People with epilepsy can travel including overseas and should be encouraged to do so. Travelling enhances independence and self reliance. Like all travellers, planning is important.
Aside from the preparation for medications and possible seizures, it is good practise to follow some general travel guidelines such as:
Have copies of your documents with you as well as with someone at home. These should include copies of passport, credit cards, emergency contact numbers of next of kin and numbers to call if you lose any documents of importance.
Give friends or family a copy of your itinerary and make regular contact with at least one person.
Make or update your Will
Preparing for your trip
- Find out possible health care standards that you can expect at your destination.
- Investigate travel insurance. Most travel insurance companies regard epilepsy as a pre-existing condition and will charge a higher premium for insurance. Shop around or ask the travel agent for assistance.
- Consider getting a medical ID bracelet that gives details of seizure type and current treatment. Some identification is always advisable particularly when carrying medications.

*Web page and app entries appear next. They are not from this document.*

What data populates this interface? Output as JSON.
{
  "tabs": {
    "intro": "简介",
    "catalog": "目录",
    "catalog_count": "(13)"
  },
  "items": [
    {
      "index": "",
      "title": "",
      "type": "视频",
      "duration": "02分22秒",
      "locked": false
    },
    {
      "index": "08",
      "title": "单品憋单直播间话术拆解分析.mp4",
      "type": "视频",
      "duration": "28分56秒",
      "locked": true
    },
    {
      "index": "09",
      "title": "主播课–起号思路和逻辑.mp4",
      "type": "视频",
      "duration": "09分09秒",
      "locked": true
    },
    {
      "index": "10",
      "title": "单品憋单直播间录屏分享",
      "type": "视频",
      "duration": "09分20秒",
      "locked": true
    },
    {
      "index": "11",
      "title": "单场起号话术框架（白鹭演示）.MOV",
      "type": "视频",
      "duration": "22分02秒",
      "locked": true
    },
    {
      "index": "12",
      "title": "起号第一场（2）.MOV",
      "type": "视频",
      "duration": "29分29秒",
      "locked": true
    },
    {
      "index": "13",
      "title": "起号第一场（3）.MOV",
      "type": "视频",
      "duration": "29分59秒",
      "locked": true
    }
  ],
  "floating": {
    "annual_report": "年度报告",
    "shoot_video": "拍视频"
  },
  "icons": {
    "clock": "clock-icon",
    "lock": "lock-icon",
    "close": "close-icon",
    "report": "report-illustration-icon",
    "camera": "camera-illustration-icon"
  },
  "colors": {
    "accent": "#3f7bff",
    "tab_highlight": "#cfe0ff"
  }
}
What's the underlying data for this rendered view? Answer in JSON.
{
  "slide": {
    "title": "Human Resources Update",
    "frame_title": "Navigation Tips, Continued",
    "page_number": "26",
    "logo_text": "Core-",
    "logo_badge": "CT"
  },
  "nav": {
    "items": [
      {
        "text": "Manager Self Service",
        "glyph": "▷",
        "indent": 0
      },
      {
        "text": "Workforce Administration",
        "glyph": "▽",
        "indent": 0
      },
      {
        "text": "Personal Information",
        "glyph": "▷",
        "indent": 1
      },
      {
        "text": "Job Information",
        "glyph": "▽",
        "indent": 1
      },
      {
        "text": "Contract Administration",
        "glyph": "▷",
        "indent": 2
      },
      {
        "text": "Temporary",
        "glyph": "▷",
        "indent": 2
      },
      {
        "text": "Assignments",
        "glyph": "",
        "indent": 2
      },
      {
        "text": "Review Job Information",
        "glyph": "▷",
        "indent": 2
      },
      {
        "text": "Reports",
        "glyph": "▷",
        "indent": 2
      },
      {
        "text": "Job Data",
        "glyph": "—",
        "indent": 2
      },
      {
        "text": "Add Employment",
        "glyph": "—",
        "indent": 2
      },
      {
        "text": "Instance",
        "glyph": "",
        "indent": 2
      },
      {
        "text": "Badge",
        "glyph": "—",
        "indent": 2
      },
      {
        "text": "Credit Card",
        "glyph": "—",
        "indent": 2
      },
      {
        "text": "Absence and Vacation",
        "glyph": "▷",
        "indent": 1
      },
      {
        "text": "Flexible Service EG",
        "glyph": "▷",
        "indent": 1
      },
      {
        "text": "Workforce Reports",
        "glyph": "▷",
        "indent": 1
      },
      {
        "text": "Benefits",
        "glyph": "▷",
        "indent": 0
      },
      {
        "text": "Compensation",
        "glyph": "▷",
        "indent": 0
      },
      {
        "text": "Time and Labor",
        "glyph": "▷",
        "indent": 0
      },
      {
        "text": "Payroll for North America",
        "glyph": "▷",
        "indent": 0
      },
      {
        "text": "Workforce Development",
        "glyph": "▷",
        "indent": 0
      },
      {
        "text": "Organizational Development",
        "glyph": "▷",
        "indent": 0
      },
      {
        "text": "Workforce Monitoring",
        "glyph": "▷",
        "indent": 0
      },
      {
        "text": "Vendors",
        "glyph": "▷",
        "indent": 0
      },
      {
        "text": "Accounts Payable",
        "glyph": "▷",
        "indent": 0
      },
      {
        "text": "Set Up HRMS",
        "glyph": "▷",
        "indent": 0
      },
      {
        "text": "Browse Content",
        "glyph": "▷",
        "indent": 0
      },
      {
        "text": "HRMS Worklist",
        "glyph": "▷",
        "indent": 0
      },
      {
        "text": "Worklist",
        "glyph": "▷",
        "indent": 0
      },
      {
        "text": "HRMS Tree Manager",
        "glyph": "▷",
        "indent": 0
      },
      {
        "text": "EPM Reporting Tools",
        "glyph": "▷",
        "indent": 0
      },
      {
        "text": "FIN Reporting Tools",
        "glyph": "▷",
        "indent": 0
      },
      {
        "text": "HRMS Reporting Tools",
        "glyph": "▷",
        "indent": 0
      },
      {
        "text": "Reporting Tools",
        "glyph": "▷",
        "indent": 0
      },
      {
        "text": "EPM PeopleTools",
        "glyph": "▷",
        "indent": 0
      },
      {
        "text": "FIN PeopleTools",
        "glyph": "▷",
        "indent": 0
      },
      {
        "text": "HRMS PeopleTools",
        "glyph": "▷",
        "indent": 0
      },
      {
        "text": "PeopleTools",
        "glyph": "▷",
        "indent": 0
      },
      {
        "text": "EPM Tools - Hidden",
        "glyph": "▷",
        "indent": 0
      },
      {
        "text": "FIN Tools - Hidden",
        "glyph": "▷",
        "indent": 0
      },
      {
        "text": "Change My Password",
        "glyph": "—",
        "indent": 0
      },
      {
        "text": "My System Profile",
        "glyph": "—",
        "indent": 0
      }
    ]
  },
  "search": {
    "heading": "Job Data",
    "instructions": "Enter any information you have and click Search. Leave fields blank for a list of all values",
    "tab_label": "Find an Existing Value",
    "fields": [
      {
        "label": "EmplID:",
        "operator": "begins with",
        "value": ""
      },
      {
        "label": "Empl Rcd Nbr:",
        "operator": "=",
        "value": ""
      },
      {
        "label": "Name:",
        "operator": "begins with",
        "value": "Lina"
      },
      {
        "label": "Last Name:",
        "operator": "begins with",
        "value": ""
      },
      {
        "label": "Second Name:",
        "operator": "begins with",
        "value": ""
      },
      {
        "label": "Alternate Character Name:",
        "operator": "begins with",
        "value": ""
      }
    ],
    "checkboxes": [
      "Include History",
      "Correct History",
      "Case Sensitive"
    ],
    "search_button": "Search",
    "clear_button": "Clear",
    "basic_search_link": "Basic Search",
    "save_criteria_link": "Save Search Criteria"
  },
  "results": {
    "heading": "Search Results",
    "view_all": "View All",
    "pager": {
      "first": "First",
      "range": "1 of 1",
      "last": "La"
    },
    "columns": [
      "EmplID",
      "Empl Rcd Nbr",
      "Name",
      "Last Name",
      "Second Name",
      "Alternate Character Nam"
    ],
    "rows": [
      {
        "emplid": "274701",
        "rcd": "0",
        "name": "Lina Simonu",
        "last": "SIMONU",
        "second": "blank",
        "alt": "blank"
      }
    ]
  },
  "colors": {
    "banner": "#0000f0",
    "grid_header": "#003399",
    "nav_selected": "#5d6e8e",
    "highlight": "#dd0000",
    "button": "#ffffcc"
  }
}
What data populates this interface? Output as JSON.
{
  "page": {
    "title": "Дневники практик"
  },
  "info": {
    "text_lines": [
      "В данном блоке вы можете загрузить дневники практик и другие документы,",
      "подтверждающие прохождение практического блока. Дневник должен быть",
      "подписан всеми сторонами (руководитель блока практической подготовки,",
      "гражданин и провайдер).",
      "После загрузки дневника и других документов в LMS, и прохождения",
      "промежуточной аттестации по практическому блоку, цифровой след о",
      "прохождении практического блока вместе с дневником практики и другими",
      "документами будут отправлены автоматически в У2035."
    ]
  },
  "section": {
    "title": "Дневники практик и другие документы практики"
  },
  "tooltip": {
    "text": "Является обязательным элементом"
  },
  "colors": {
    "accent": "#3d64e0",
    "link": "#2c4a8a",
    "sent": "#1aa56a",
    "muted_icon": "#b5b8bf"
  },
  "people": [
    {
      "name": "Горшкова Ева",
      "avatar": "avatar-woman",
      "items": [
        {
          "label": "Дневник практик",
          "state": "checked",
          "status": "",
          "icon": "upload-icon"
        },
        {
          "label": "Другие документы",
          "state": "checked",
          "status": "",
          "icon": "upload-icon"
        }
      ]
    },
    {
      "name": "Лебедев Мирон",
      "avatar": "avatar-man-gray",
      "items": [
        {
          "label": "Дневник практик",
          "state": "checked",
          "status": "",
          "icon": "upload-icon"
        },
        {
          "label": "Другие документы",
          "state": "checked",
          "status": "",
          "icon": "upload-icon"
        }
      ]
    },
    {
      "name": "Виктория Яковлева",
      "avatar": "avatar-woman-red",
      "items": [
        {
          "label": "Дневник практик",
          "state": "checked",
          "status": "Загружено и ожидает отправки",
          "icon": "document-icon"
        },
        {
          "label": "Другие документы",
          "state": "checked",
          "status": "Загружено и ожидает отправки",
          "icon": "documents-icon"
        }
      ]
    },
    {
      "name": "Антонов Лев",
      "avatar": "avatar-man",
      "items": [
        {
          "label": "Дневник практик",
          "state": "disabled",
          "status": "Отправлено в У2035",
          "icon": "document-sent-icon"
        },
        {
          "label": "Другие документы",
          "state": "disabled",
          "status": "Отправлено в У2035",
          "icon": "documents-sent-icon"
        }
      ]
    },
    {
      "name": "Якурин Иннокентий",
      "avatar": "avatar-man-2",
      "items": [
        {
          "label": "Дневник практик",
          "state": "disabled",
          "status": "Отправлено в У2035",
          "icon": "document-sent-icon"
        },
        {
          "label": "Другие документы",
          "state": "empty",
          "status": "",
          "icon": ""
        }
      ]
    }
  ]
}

- Obtain a letter from the Doctor stating your details, type of seizures, medications prescribed and if the doctor can be contacted if needed. The letter can be presented to customs or a treating doctor if required.
- It is important that the medication be carried in the container in which they were dispensed that showing your name, the medication name and dose prescribed.
- Take ample supply of medications.
- Keep a supply of medications in different places, eg. baggage and carry-on luggage, so that if you lose one there is a supply somewhere else.
- Check the medication is available in the countries to be visited. It may have a different name or may be slightly different, but the pharmaceutical company can to inform you of these details.
- As tiredness is a common trigger for seizures avoid fatigue and jet lag by allowing adequate rest time during and immediately after the trip. If the flight is lengthy a stopover should be considered.
- If seizures are likely to occur during the trip take a travelling companion who is familiar with seizures or join an organised tour that has a trip leader who can assist if seizures occur and medical treatment is needed.
- If you drive in Australia and wish to drive in another country, check their guidelines on driving and epilepsy as these vary from country to country. Having a licence does not automatically mean you can drive in another country.
- Ask the airline what they do in case of a seizure in flight so you will know what to expect.
During the flight
When travelling, space the medication doses over a 24 hour period if changing time zones. For example if medications are normally taken morning and night then work out or discuss with the doctor a timing regime.
- Avoid alcohol and other drugs.
- Avoid dehydration by drinking adequate amounts of water during the flight.
When in another country
Check that drinking water is safe, even brushing your teeth in contaminated water can cause gastric upset. Vomiting & diarrhoea will cause reduce the absorption of the medication and cause seizures.
For further information:
Travelling with Prescription Drugs - Travel Doctor
Have a safe trip and enjoy your travels!